--- Raw data ---
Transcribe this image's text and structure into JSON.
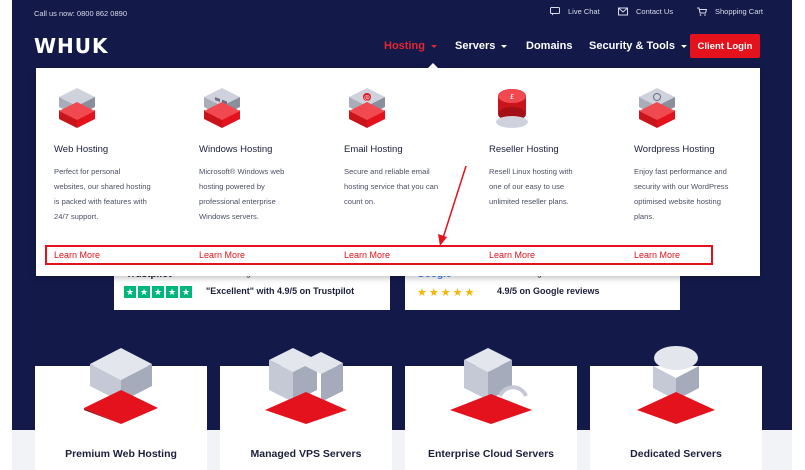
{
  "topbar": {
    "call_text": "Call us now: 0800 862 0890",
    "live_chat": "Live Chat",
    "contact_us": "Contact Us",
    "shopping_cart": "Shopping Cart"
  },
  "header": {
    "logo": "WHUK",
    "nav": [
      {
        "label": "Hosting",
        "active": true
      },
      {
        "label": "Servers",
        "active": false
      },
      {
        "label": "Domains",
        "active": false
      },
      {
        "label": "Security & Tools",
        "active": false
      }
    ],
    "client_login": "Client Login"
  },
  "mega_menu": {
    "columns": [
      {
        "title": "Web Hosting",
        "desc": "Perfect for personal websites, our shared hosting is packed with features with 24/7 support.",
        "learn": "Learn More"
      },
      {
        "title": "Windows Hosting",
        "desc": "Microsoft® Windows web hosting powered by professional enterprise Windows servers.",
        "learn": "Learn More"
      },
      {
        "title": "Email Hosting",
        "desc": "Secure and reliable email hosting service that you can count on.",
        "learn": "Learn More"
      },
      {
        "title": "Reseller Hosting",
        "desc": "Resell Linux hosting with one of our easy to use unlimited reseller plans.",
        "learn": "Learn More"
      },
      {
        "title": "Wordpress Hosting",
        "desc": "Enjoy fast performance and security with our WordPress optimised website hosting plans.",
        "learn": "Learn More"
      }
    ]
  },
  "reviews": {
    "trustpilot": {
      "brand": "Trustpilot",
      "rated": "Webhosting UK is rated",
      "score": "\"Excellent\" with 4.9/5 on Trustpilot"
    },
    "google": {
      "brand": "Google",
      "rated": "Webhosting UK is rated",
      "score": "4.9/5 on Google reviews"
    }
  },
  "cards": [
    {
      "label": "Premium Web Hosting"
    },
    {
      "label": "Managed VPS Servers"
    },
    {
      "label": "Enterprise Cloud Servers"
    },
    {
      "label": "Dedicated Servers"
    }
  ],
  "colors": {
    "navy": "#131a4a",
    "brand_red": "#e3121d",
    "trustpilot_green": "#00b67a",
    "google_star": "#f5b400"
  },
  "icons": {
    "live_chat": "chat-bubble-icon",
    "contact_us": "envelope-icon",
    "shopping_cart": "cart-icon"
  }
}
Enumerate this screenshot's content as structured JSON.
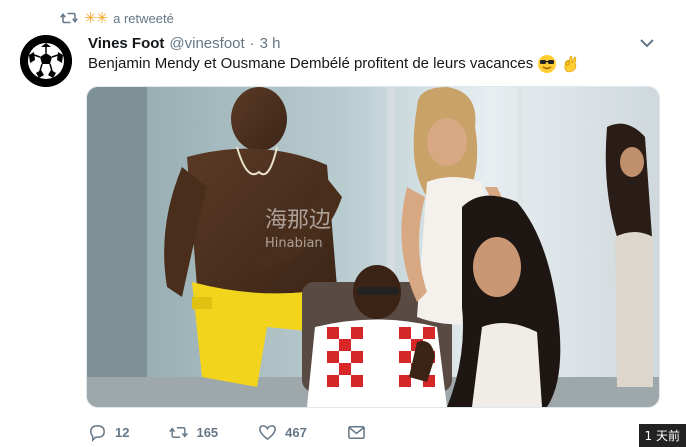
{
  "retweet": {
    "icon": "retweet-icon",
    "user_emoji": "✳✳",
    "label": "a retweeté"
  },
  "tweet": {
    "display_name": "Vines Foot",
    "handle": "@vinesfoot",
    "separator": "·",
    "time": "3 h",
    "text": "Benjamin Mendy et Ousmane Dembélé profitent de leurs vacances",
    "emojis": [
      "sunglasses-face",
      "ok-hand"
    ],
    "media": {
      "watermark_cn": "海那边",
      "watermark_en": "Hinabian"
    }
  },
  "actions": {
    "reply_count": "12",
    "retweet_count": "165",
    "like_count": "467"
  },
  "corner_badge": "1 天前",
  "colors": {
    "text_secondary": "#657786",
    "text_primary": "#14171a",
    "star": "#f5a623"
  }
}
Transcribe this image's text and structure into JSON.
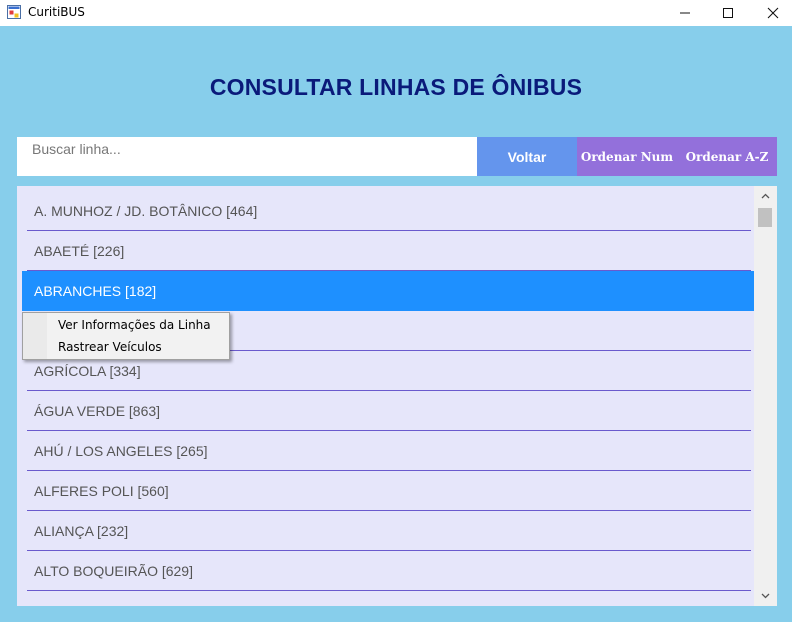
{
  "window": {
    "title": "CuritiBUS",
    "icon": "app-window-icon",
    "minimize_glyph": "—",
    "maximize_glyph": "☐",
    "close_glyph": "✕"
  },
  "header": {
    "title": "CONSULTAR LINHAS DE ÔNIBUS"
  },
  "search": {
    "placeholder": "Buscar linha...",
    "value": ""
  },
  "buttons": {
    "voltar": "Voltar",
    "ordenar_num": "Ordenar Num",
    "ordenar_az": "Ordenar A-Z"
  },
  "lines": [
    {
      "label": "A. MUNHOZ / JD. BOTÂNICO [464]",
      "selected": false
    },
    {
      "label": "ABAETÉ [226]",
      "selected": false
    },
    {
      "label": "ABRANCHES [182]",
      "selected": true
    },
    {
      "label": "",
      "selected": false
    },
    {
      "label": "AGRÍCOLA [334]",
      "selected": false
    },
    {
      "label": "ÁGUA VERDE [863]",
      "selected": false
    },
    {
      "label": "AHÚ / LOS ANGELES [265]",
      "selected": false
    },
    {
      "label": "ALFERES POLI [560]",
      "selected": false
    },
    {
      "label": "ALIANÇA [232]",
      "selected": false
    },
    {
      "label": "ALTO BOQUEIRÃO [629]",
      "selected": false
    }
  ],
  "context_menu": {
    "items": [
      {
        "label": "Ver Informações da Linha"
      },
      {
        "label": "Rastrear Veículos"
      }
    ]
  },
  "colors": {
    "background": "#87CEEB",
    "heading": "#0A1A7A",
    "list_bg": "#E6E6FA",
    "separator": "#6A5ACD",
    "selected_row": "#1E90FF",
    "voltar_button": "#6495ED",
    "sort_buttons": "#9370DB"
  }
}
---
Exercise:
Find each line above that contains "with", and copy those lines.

Answer area:
        "desc": "Perfect for personal websites, our shared hosting is packed with features with 24/7 support.",
        "desc": "Resell Linux hosting with one of our easy to use unlimited reseller plans.",
        "desc": "Enjoy fast performance and security with our WordPress optimised website hosting plans.",
      "score": "\"Excellent\" with 4.9/5 on Trustpilot"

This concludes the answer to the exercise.